THROUGH A GLASS, SHORTLY: Meanwhile, local film festival Show Me Shorts has a new “screening room” for December: there are animations Preferably Blue: A Christmas Tale, by Alan Dickson; and The North Pole Deception, by Joe Hitchcock; plus Ebony Society, by Tammy Davis (formerly Munter in Outrageous Fortune). bit.ly/RAQlit

SHE’S A RAINBOW: Ethereal Auckland pop princess Watercolours, the critics’ choice at this year’s Silver Scrolls, has launched her new video on the NZ Herald website. Pazzida features chairs, tap dancing and clothing. At the rock end of the spectrum, Street Chant have a new vid, too, for their single Sink.

NEXT GEEK THING: The Hobbit is so last week. What’s next on the geek agenda? Star Trek: Into Darkness, of course, JJ Abrams’s follow-up to 2009’s Star Trek reboot. From the trailer , it does look dark and, holy cow, Sherlock is the bad guy! Benedict Cumberbatch plays “John Harrison”, although there is speculation he is somehow connected to one of the great Star Trek baddies, Khan.
MostReadArticlesCollectionWidget - Most Read - Used in articles
AdvertModule - Advert - M-Rec / Halfpage

Latest

Climate change: New study finds worst case scenario might not be as bad
85994 2018-01-18 08:27:48Z Environment

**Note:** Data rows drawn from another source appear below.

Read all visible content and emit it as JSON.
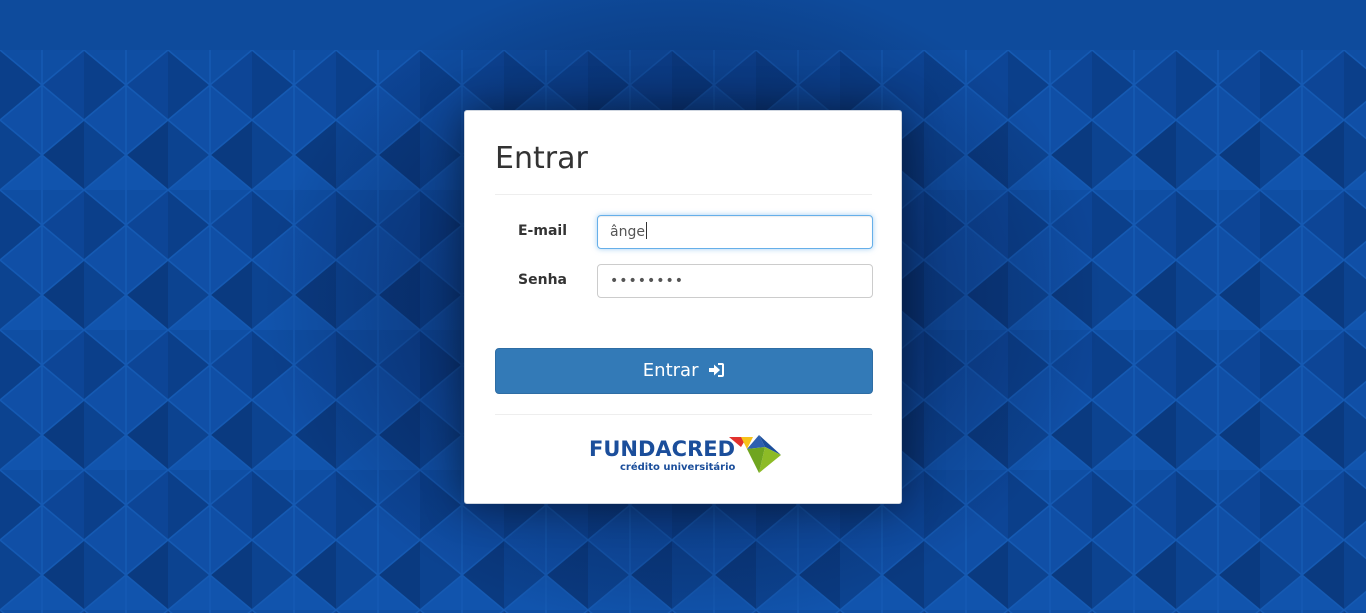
{
  "login": {
    "title": "Entrar",
    "email_label": "E-mail",
    "email_value": "ânge",
    "password_label": "Senha",
    "password_masked": "••••••••",
    "submit_label": "Entrar"
  },
  "brand": {
    "name": "FUNDACRED",
    "tagline": "crédito universitário"
  },
  "icons": {
    "submit": "sign-in-icon"
  },
  "colors": {
    "background": "#0f4a9b",
    "primary_button": "#337ab7",
    "brand_blue": "#1b4e9b",
    "logo_red": "#e2312d",
    "logo_yellow": "#f7c21a",
    "logo_green": "#8dbb26",
    "logo_blue": "#2d5fb0"
  }
}
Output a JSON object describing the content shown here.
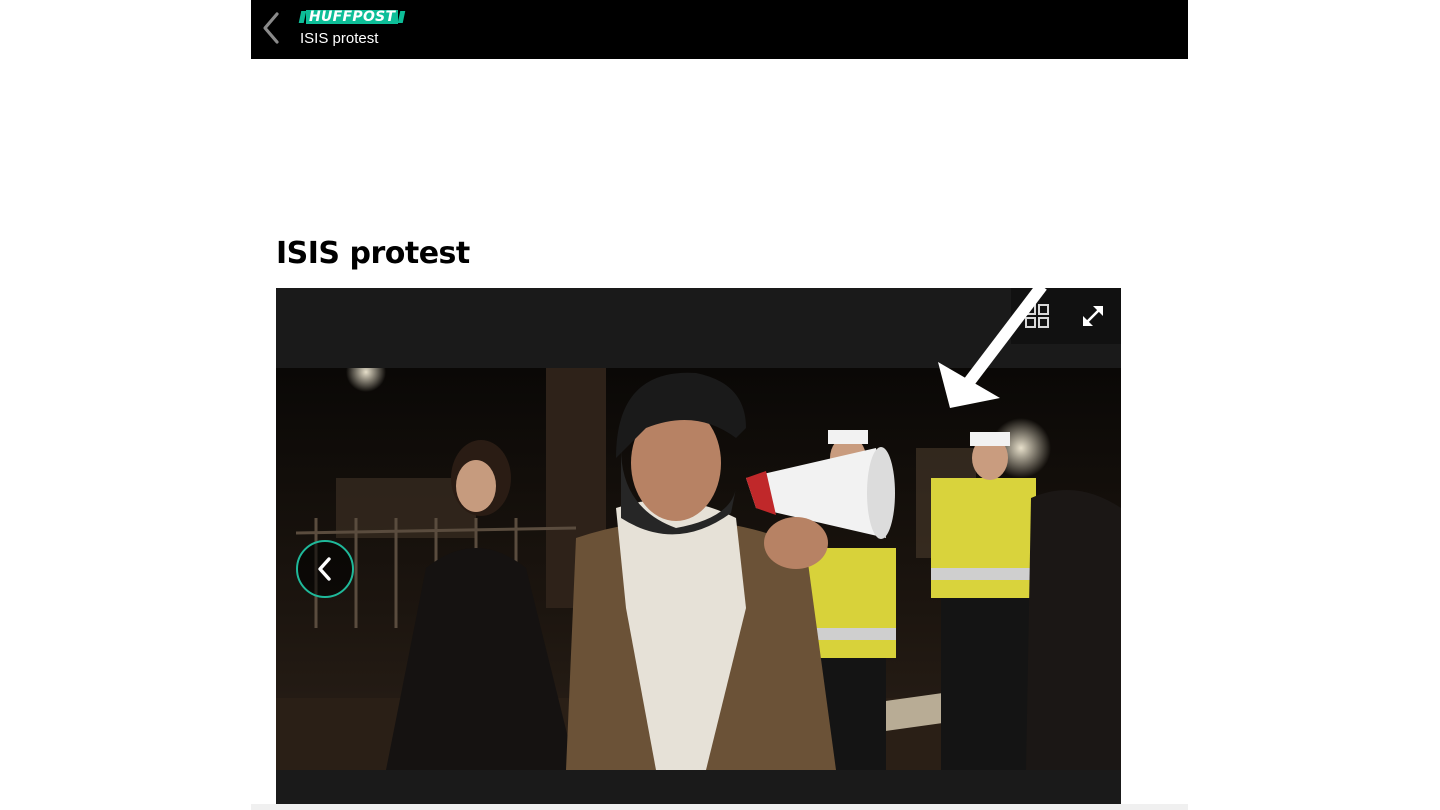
{
  "header": {
    "logo_text": "HUFFPOST",
    "title": "ISIS protest",
    "back_icon": "chevron-left-icon",
    "accent_color": "#0dbe98",
    "background_color": "#000000"
  },
  "page": {
    "title": "ISIS protest"
  },
  "slideshow": {
    "image": "protester-with-megaphone-photo",
    "grid_icon": "grid-icon",
    "fullscreen_icon": "fullscreen-icon",
    "prev_icon": "chevron-left-icon",
    "prev_button_border_color": "#1fb99a",
    "annotation": "white-arrow-icon"
  }
}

Climate change: New study finds worst case scenari…

by Charlie Dreaver

Global warming's worst case scenario may not be as bad as previously thought, a new climate change study says.

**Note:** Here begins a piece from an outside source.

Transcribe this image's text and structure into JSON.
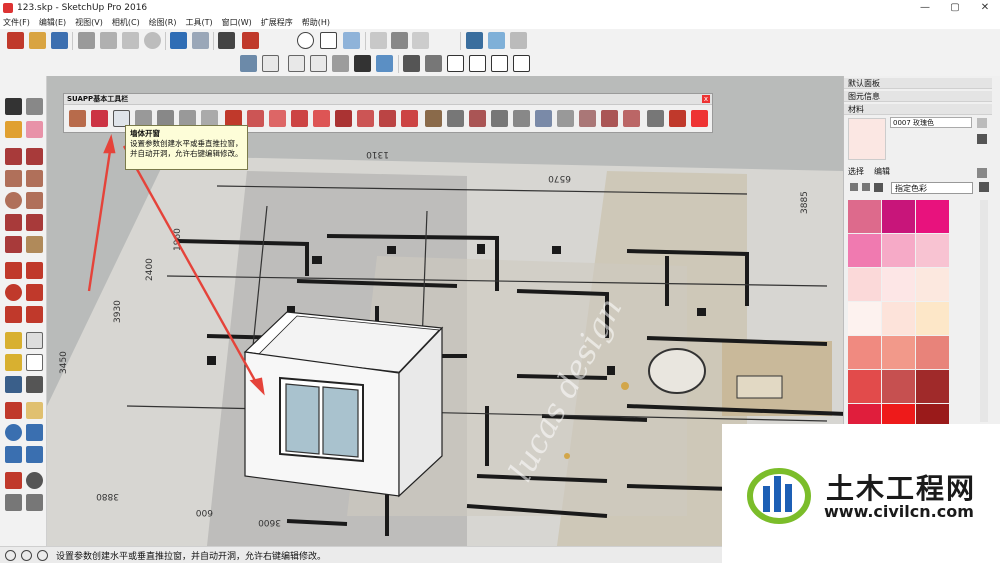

Read more
The science of sibling rivalries
85949 2018-01-18 00:00:00Z Science

The science of sibling rivalries

by Sally Blundell

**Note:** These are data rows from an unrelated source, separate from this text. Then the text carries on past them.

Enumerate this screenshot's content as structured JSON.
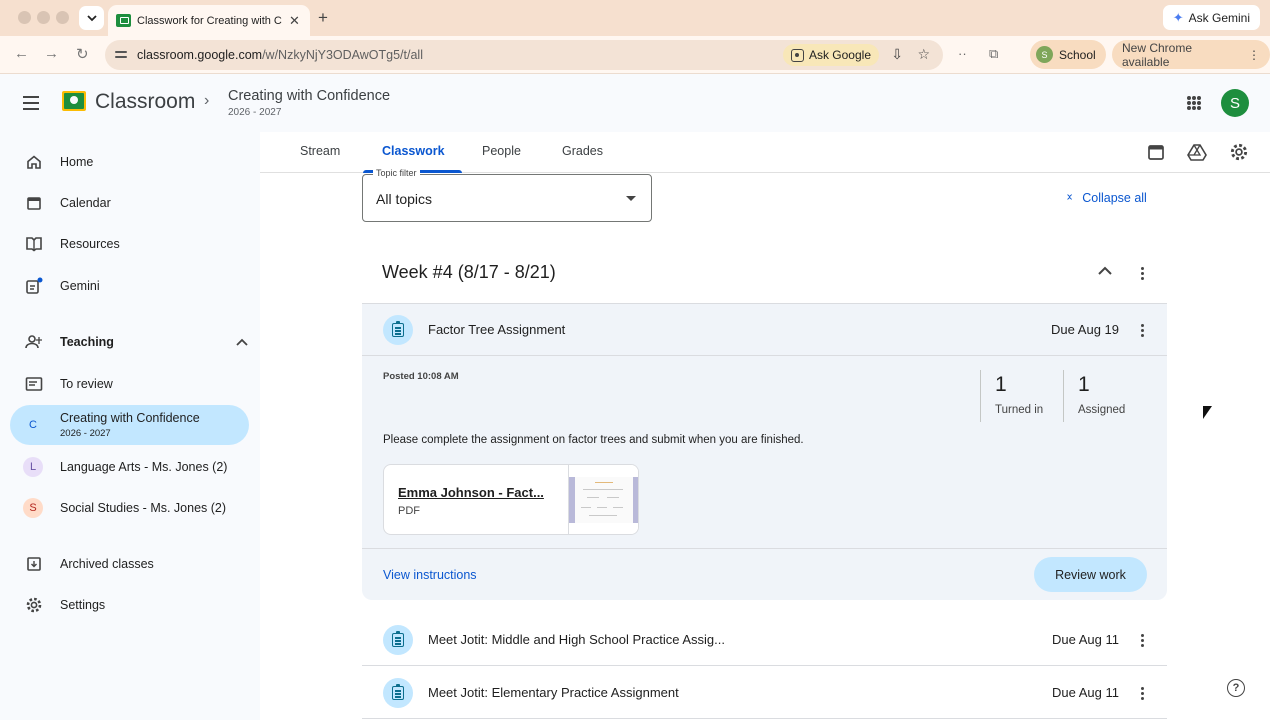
{
  "browser": {
    "tab_title": "Classwork for Creating with C",
    "tab_close": "✕",
    "new_tab": "+",
    "ask_gemini": "Ask Gemini",
    "url_domain": "classroom.google.com",
    "url_path": "/w/NzkyNjY3ODAwOTg5/t/all",
    "ask_google": "Ask Google",
    "profile_initial": "S",
    "profile_name": "School",
    "update_label": "New Chrome available"
  },
  "header": {
    "brand": "Classroom",
    "class_title": "Creating with Confidence",
    "class_year": "2026 - 2027",
    "avatar_initial": "S"
  },
  "sidebar": {
    "home": "Home",
    "calendar": "Calendar",
    "resources": "Resources",
    "gemini": "Gemini",
    "teaching": "Teaching",
    "to_review": "To review",
    "classes": [
      {
        "initial": "C",
        "name": "Creating with Confidence",
        "sub": "2026 - 2027",
        "color": "#c2e7ff",
        "text_color": "#0b57d0"
      },
      {
        "initial": "L",
        "name": "Language Arts - Ms. Jones (2)",
        "color": "#e8def8",
        "text_color": "#6750a4"
      },
      {
        "initial": "S",
        "name": "Social Studies - Ms. Jones (2)",
        "color": "#ffdbc8",
        "text_color": "#b3261e"
      }
    ],
    "archived": "Archived classes",
    "settings": "Settings"
  },
  "tabs": [
    "Stream",
    "Classwork",
    "People",
    "Grades"
  ],
  "classwork": {
    "topic_filter_label": "Topic filter",
    "topic_filter_value": "All topics",
    "collapse_all": "Collapse all",
    "week_title": "Week #4 (8/17 - 8/21)",
    "expanded": {
      "title": "Factor Tree Assignment",
      "due": "Due Aug 19",
      "posted": "Posted 10:08 AM",
      "turned_in_count": "1",
      "turned_in_label": "Turned in",
      "assigned_count": "1",
      "assigned_label": "Assigned",
      "description": "Please complete the assignment on factor trees and submit when you are finished.",
      "attachment_name": "Emma Johnson - Fact...",
      "attachment_type": "PDF",
      "view_instructions": "View instructions",
      "review_work": "Review work"
    },
    "items": [
      {
        "title": "Meet Jotit: Middle and High School Practice Assig...",
        "due": "Due Aug 11"
      },
      {
        "title": "Meet Jotit: Elementary Practice Assignment",
        "due": "Due Aug 11"
      }
    ]
  },
  "colors": {
    "accent": "#0b57d0",
    "selected": "#c2e7ff",
    "brand_green": "#1e8e3e"
  }
}
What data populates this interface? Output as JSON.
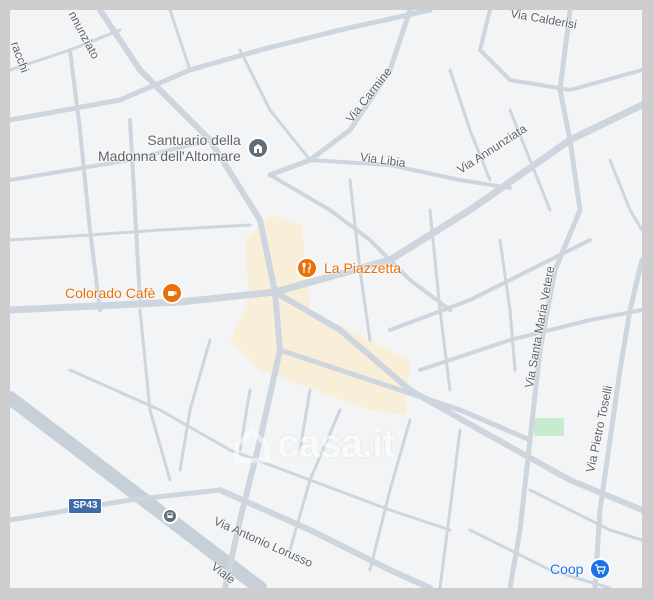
{
  "map": {
    "colors": {
      "background": "#f3f4f6",
      "road": "#cdd5de",
      "highlight_area": "#f9efd9",
      "park": "#c8ebcf",
      "poi_orange": "#e8710a",
      "poi_gray": "#5f6e7b",
      "shop_blue": "#1a73e8"
    },
    "street_labels": {
      "via_calderisi": "Via Calderisi",
      "via_carmine": "Via Carmine",
      "via_libia": "Via Libia",
      "via_annunziata": "Via Annunziata",
      "via_santa_maria_vetere": "Via Santa Maria Vetere",
      "via_pietro_toselli": "Via Pietro Toselli",
      "via_antonio_lorusso": "Via Antonio Lorusso",
      "viale": "Viale",
      "annunziato_partial": "nnunziato",
      "gracchi_partial": "racchi"
    },
    "road_shield": "SP43",
    "pois": {
      "santuario": {
        "name_line1": "Santuario della",
        "name_line2": "Madonna dell'Altomare",
        "icon": "church-icon"
      },
      "la_piazzetta": {
        "name": "La Piazzetta",
        "icon": "restaurant-icon"
      },
      "colorado_cafe": {
        "name": "Colorado Cafè",
        "icon": "coffee-cup-icon"
      },
      "coop": {
        "name": "Coop",
        "icon": "shopping-cart-icon"
      },
      "station": {
        "icon": "bus-stop-icon"
      }
    },
    "watermark": "casa.it"
  }
}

Who was the favourite? Who got the most? Sibling relationships set up patterns that last a lifetime.

Read more
The Post – movie review
85900 2018-01-18 00:00:00Z Movies

The Post – movie review

by Peter Calder

Meryl Streep shines in Steven Spielberg’s thrilling Nixon-era newspaper drama.

Read more
Homegrown rosé: The best of New Zealand's pink wine
86039 2018-01-18 00:00:00Z Wine

Homegrown rosé: The best of New Zealand's pink win…

by Michael Cooper

More people are reaching for a home-grown tinted tipple of rosé.

Read more
MetroLOLs for January
85710 2018-01-18 00:00:00Z Humour

MetroLOLs for January

by Metro

This month's LOLs include: Things your office is planning to implement in 2018 to “cater to millennials”.

Read more
Ending solo mum sanction could cost govt $25m a year
85960 2018-01-17 13:14:44Z Social issues

Ending solo mum sanction could cost govt $25m a ye…

by Craig McCulloch

Officials warn the cost could blow out "considerably" if the plan encourages more mothers not to name their baby's father.

Read more
Confessions of a shoplifter
85914 2018-01-17 07:11:11Z Crime

Confessions of a shoplifter

by Anonymous

A sticky-fingered habit finally catches up with a young Kiwi crim, who discovers the apple doesn't fall far from the tree.

Read more
Tidy Kiwis? We generate 734kg of waste each per year - and it's growing
85908 2018-01-17 06:59:32Z Environment

Tidy Kiwis? We generate 734kg of waste each per ye…

by Nita Blake-Persen

The government is vowing to cut the amount of waste New Zealanders create, which is estimated to be among the highest in the developed world.

Read more